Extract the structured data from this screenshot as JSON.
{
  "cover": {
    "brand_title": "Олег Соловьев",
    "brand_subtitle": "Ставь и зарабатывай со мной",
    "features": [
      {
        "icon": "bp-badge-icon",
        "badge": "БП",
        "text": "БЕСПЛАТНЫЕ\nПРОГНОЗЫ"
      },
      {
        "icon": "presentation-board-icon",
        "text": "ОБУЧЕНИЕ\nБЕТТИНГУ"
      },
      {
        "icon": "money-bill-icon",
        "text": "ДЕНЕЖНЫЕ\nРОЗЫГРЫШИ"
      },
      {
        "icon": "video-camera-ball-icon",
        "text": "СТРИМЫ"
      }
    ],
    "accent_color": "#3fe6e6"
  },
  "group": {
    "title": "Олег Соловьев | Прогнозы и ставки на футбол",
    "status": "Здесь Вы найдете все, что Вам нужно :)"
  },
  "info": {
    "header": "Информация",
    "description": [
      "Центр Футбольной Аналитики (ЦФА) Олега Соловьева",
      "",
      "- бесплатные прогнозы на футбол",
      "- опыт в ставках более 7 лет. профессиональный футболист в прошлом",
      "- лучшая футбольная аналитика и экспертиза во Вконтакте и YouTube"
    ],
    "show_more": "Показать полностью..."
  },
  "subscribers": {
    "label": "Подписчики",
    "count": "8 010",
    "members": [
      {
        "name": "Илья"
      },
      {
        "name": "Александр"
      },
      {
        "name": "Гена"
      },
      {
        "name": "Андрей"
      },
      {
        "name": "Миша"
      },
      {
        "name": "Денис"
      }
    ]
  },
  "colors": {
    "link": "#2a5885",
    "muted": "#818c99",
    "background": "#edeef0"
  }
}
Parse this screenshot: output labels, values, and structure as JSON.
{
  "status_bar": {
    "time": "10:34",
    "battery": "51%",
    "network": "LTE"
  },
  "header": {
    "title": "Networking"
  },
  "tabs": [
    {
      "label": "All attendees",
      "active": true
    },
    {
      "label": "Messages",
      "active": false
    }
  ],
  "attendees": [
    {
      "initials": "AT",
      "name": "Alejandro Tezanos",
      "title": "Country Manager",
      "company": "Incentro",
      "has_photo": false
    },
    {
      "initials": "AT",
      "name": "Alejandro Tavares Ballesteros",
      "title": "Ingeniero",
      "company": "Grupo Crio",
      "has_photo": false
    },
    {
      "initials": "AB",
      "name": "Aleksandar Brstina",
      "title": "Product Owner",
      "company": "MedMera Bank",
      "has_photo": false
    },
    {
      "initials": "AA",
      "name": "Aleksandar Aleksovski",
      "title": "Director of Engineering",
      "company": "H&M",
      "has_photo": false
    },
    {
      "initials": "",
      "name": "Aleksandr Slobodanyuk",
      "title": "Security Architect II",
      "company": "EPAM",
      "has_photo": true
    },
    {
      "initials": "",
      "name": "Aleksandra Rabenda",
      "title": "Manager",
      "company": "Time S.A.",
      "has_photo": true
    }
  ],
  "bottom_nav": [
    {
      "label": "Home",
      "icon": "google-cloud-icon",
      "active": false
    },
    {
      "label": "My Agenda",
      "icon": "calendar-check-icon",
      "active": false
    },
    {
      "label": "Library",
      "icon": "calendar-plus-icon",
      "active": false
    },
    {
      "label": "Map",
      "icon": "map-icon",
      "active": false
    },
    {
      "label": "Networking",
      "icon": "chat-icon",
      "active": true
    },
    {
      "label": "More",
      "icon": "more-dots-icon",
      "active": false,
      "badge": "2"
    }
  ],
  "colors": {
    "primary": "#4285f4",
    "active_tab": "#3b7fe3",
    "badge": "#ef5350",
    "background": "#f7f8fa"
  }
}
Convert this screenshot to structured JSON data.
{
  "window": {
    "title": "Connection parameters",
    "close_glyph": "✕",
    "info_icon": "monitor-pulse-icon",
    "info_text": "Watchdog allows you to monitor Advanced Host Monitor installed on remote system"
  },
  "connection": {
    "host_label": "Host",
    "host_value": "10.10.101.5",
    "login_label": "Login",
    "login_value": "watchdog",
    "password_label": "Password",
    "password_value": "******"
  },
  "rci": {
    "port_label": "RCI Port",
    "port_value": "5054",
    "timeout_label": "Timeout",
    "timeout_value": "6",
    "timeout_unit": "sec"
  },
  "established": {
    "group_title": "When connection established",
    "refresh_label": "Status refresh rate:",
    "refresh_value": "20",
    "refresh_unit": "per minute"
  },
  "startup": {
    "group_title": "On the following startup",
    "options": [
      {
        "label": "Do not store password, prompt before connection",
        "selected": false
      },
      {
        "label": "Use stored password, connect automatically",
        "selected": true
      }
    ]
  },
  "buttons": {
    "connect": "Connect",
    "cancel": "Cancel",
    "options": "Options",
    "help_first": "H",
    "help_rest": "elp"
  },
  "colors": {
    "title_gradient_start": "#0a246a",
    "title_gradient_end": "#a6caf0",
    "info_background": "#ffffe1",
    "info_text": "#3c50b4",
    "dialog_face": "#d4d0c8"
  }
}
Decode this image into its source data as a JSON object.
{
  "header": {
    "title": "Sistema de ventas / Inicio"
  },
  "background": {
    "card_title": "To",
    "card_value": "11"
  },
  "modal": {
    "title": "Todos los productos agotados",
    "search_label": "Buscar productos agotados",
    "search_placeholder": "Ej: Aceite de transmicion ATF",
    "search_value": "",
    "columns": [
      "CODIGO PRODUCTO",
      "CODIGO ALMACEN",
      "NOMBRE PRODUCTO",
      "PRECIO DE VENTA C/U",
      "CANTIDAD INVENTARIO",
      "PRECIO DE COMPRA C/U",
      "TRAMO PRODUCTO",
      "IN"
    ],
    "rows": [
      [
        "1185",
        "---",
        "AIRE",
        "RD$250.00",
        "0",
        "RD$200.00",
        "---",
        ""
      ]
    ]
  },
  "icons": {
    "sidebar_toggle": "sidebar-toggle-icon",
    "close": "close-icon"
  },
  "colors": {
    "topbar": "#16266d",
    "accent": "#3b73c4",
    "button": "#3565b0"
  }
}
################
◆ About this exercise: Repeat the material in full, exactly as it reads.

◆ Expected answer:
Extract the structured data from this screenshot as JSON.
{
  "cover": {
    "brand_title": "Олег Соловьев",
    "brand_subtitle": "Ставь и зарабатывай со мной",
    "features": [
      {
        "icon": "bp-badge-icon",
        "badge": "БП",
        "text": "БЕСПЛАТНЫЕ\nПРОГНОЗЫ"
      },
      {
        "icon": "presentation-board-icon",
        "text": "ОБУЧЕНИЕ\nБЕТТИНГУ"
      },
      {
        "icon": "money-bill-icon",
        "text": "ДЕНЕЖНЫЕ\nРОЗЫГРЫШИ"
      },
      {
        "icon": "video-camera-ball-icon",
        "text": "СТРИМЫ"
      }
    ],
    "accent_color": "#3fe6e6"
  },
  "group": {
    "title": "Олег Соловьев | Прогнозы и ставки на футбол",
    "status": "Здесь Вы найдете все, что Вам нужно :)"
  },
  "info": {
    "header": "Информация",
    "description": [
      "Центр Футбольной Аналитики (ЦФА) Олега Соловьева",
      "",
      "- бесплатные прогнозы на футбол",
      "- опыт в ставках более 7 лет. профессиональный футболист в прошлом",
      "- лучшая футбольная аналитика и экспертиза во Вконтакте и YouTube"
    ],
    "show_more": "Показать полностью..."
  },
  "subscribers": {
    "label": "Подписчики",
    "count": "8 010",
    "members": [
      {
        "name": "Илья"
      },
      {
        "name": "Александр"
      },
      {
        "name": "Гена"
      },
      {
        "name": "Андрей"
      },
      {
        "name": "Миша"
      },
      {
        "name": "Денис"
      }
    ]
  },
  "colors": {
    "link": "#2a5885",
    "muted": "#818c99",
    "background": "#edeef0"
  }
}
Parse this screenshot: output labels, values, and structure as JSON.
{
  "status_bar": {
    "time": "10:34",
    "battery": "51%",
    "network": "LTE"
  },
  "header": {
    "title": "Networking"
  },
  "tabs": [
    {
      "label": "All attendees",
      "active": true
    },
    {
      "label": "Messages",
      "active": false
    }
  ],
  "attendees": [
    {
      "initials": "AT",
      "name": "Alejandro Tezanos",
      "title": "Country Manager",
      "company": "Incentro",
      "has_photo": false
    },
    {
      "initials": "AT",
      "name": "Alejandro Tavares Ballesteros",
      "title": "Ingeniero",
      "company": "Grupo Crio",
      "has_photo": false
    },
    {
      "initials": "AB",
      "name": "Aleksandar Brstina",
      "title": "Product Owner",
      "company": "MedMera Bank",
      "has_photo": false
    },
    {
      "initials": "AA",
      "name": "Aleksandar Aleksovski",
      "title": "Director of Engineering",
      "company": "H&M",
      "has_photo": false
    },
    {
      "initials": "",
      "name": "Aleksandr Slobodanyuk",
      "title": "Security Architect II",
      "company": "EPAM",
      "has_photo": true
    },
    {
      "initials": "",
      "name": "Aleksandra Rabenda",
      "title": "Manager",
      "company": "Time S.A.",
      "has_photo": true
    }
  ],
  "bottom_nav": [
    {
      "label": "Home",
      "icon": "google-cloud-icon",
      "active": false
    },
    {
      "label": "My Agenda",
      "icon": "calendar-check-icon",
      "active": false
    },
    {
      "label": "Library",
      "icon": "calendar-plus-icon",
      "active": false
    },
    {
      "label": "Map",
      "icon": "map-icon",
      "active": false
    },
    {
      "label": "Networking",
      "icon": "chat-icon",
      "active": true
    },
    {
      "label": "More",
      "icon": "more-dots-icon",
      "active": false,
      "badge": "2"
    }
  ],
  "colors": {
    "primary": "#4285f4",
    "active_tab": "#3b7fe3",
    "badge": "#ef5350",
    "background": "#f7f8fa"
  }
}
Convert this screenshot to structured JSON data.
{
  "window": {
    "title": "Connection parameters",
    "close_glyph": "✕",
    "info_icon": "monitor-pulse-icon",
    "info_text": "Watchdog allows you to monitor Advanced Host Monitor installed on remote system"
  },
  "connection": {
    "host_label": "Host",
    "host_value": "10.10.101.5",
    "login_label": "Login",
    "login_value": "watchdog",
    "password_label": "Password",
    "password_value": "******"
  },
  "rci": {
    "port_label": "RCI Port",
    "port_value": "5054",
    "timeout_label": "Timeout",
    "timeout_value": "6",
    "timeout_unit": "sec"
  },
  "established": {
    "group_title": "When connection established",
    "refresh_label": "Status refresh rate:",
    "refresh_value": "20",
    "refresh_unit": "per minute"
  },
  "startup": {
    "group_title": "On the following startup",
    "options": [
      {
        "label": "Do not store password, prompt before connection",
        "selected": false
      },
      {
        "label": "Use stored password, connect automatically",
        "selected": true
      }
    ]
  },
  "buttons": {
    "connect": "Connect",
    "cancel": "Cancel",
    "options": "Options",
    "help_first": "H",
    "help_rest": "elp"
  },
  "colors": {
    "title_gradient_start": "#0a246a",
    "title_gradient_end": "#a6caf0",
    "info_background": "#ffffe1",
    "info_text": "#3c50b4",
    "dialog_face": "#d4d0c8"
  }
}
Decode this image into its source data as a JSON object.
{
  "header": {
    "title": "Sistema de ventas / Inicio"
  },
  "background": {
    "card_title": "To",
    "card_value": "11"
  },
  "modal": {
    "title": "Todos los productos agotados",
    "search_label": "Buscar productos agotados",
    "search_placeholder": "Ej: Aceite de transmicion ATF",
    "search_value": "",
    "columns": [
      "CODIGO PRODUCTO",
      "CODIGO ALMACEN",
      "NOMBRE PRODUCTO",
      "PRECIO DE VENTA C/U",
      "CANTIDAD INVENTARIO",
      "PRECIO DE COMPRA C/U",
      "TRAMO PRODUCTO",
      "IN"
    ],
    "rows": [
      [
        "1185",
        "---",
        "AIRE",
        "RD$250.00",
        "0",
        "RD$200.00",
        "---",
        ""
      ]
    ]
  },
  "icons": {
    "sidebar_toggle": "sidebar-toggle-icon",
    "close": "close-icon"
  },
  "colors": {
    "topbar": "#16266d",
    "accent": "#3b73c4",
    "button": "#3565b0"
  }
}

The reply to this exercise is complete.